History and Philosophy of the Life Sciences 37 (3) 282-304
This paper addresses the 1996 cloning of Dolly the sheep, locating it within a long-standing tradition of animal breeding research in Edinburgh.
Far from being an end in itself, the cell-nuclear transfer experiment from which Dolly was born should be seen as a step in an investigative pathway that sought the production of medically relevant transgenic animals.
By historicising Dolly, I illustrate how the birth of this sheep captures a dramatic redefinition of the life sciences, when in the 1970s and 1980s the rise of Neo-Liberal governments and the emergence of the biotechnology market pushed research institutions to show tangible applications of their work. Through this broader interpretative framework, the Dolly story emerges as a case study of the deep transformations of agricultural experimentation during the last third of the twentieth century. The reorganisation of laboratory practice, human resources and institutional settings required by the production of transgenic animals had unanticipated consequences.

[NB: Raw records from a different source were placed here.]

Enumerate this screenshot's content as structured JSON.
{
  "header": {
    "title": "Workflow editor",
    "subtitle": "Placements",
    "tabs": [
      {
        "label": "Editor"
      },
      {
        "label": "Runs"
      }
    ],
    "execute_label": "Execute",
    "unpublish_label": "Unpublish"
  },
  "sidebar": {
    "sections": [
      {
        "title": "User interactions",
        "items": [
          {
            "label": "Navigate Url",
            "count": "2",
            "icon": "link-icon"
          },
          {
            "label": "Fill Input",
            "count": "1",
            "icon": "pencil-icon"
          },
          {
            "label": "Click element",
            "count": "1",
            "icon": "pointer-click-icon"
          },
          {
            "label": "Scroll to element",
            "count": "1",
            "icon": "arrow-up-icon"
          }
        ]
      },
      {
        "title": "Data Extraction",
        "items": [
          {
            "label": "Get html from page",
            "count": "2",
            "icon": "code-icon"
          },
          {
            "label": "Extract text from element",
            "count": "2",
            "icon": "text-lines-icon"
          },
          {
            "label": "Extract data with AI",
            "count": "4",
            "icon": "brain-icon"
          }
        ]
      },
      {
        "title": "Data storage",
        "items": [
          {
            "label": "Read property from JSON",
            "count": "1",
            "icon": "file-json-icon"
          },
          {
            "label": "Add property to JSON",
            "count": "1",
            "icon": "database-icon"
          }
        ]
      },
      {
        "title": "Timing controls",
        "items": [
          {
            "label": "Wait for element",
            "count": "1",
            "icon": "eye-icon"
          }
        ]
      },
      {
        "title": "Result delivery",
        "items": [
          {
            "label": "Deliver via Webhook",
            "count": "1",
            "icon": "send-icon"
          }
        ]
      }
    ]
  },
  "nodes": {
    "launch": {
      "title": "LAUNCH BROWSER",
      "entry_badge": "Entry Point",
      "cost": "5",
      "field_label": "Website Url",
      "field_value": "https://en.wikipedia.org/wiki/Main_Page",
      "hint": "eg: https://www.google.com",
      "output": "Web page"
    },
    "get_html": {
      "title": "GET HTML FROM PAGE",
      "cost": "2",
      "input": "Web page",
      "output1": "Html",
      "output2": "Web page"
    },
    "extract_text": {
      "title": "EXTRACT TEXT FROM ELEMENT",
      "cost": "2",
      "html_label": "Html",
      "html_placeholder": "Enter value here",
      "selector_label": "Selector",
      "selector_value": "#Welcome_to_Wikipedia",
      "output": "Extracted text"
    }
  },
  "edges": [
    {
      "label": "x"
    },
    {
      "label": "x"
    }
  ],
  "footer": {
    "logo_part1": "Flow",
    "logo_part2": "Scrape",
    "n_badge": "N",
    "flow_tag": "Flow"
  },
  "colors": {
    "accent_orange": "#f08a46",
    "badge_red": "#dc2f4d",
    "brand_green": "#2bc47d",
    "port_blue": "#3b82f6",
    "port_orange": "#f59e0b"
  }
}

One of these unanticipated effects was that the boundaries between animal and human health became blurred. As a result of this, new professional spaces emerged and the identity of Dolly the sheep was reconfigured, from an instrument for livestock improvement in the farm to a more universal symbol of the new cloning age.